== Records supplied ==

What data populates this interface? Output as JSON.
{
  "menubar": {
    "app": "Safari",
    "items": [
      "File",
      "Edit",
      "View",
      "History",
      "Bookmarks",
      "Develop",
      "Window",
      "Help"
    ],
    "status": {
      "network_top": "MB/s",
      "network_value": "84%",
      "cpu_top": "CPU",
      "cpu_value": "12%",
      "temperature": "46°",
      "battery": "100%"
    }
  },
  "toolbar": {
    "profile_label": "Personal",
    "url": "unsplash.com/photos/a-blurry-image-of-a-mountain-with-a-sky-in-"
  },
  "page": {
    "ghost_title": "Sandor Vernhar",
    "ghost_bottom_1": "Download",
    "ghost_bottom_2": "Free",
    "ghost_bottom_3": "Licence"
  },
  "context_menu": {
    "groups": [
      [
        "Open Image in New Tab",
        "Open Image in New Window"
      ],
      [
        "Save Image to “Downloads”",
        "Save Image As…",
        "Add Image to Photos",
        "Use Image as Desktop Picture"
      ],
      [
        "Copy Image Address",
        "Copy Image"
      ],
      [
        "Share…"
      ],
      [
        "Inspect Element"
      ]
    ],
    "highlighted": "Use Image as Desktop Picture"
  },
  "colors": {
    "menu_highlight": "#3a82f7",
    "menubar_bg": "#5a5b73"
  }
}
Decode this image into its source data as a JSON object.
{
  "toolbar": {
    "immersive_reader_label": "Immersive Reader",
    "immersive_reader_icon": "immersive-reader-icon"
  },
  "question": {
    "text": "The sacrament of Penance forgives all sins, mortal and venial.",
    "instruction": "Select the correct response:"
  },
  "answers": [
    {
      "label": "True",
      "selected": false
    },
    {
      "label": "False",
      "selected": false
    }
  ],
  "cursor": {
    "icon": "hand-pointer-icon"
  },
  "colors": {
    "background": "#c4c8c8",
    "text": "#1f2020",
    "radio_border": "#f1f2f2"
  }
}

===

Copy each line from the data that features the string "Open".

        "Open Image in New Tab",
        "Open Image in New Window"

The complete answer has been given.